Imagine hearty buckwheat noodles in a creamy coconut milk sauce, enriched with salty miso, warming ginger, garlic and cumin, with kale and crunchy walnuts. This dish is healthy yet somehow decadent, and the perfectly enjoyed on a winter evening alongside a crackling fire.
5 ounces soba noodles
2 Tbsp coconut oil
4 Tbsp ground cumin (i prefer grinding whole seeds)
1 tsp chili flake
1/2 yellow onion, roughly chopped
1/4 c fresh ginger, chopped
2 cloves garlic, (blends better if already minced)
1/2 c red (or white) miso paste
3 Tbsp toasted sesame oil
2 Tbsp mirin
2 Tbsp lemon juice
1/4 c extra virgin olive oil
1 can whole coconut milk
6 stalks purple (or other variety) kale, roughly chopped
1/2 c walnuts
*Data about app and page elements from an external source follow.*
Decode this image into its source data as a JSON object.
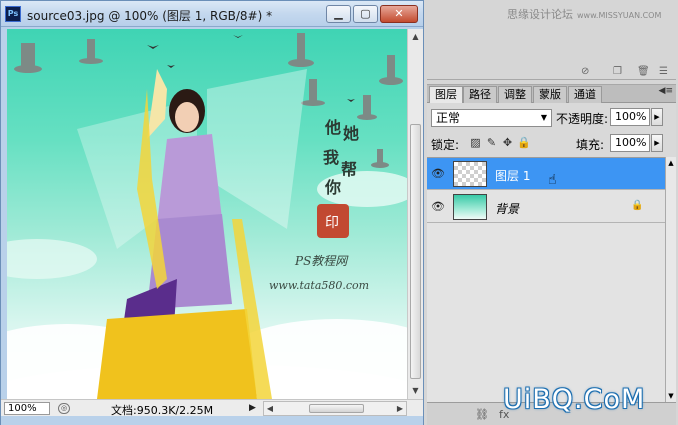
{
  "document_window": {
    "app_badge": "Ps",
    "title": "source03.jpg @ 100% (图层 1, RGB/8#) *",
    "buttons": {
      "minimize": "▁",
      "maximize": "▢",
      "close": "✕"
    }
  },
  "canvas_artwork": {
    "calligraphy": [
      "他",
      "她",
      "我",
      "帮",
      "你"
    ],
    "seal_text": "印",
    "caption_line1": "PS教程网",
    "caption_line2": "www.tata580.com"
  },
  "status_bar": {
    "zoom": "100%",
    "doc_size": "文档:950.3K/2.25M"
  },
  "top_panel": {
    "watermark_text": "思缘设计论坛",
    "watermark_small": "www.MISSYUAN.COM"
  },
  "layers_panel": {
    "tabs": [
      "图层",
      "路径",
      "调整",
      "蒙版",
      "通道"
    ],
    "active_tab": "图层",
    "blend_mode": "正常",
    "opacity_label": "不透明度:",
    "opacity_value": "100%",
    "lock_label": "锁定:",
    "fill_label": "填充:",
    "fill_value": "100%",
    "layers": [
      {
        "name": "图层 1",
        "selected": true,
        "visible": true,
        "locked": false
      },
      {
        "name": "背景",
        "selected": false,
        "visible": true,
        "locked": true
      }
    ]
  },
  "watermark_logo": "UiBQ.CoM",
  "colors": {
    "selection": "#3d95f3",
    "panel_bg": "#d6d6d6",
    "titlebar": "#c4d8ee"
  }
}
Place coconut oil in a medium-sized pot on medium-high heat. Once melted, add freshly ground cumin and chili flake. Stir for a couple minutes as spice aromas release. Add chopped onion to pot, give a stir, then turn heat to low and cover with lid. Fill a second pot with water and bring to a boil. In the meantime, combine ginger, garlic, miso, sesame oil, mirin, lemon juice, and olive oil in the bowl of a food processor. Turn on and blend until a smooth sauce is created. After onions have cooked down for about 10 minutes, remove lid and add whole can of coconut milk. Continue to simmer and add kale. Place soba noodles in boiling water and cook until al dente. While noodles are cooking, add ginger-miso sauce to coconut milk-onion pot. Once noodles are done, strain and add tosauce pot. Lightly toast walnuts in a cast iron skillet, then chop or crush (place nuts on cutting board and with the smooth underside of a large bowl, apply pressure to nuts, crushing them). Serve noodles in bowls, making sure to include some of the sauce, and garnish with walnuts. Fresh herbs such as chives, parsley, or tarragon would be delicious on top as well.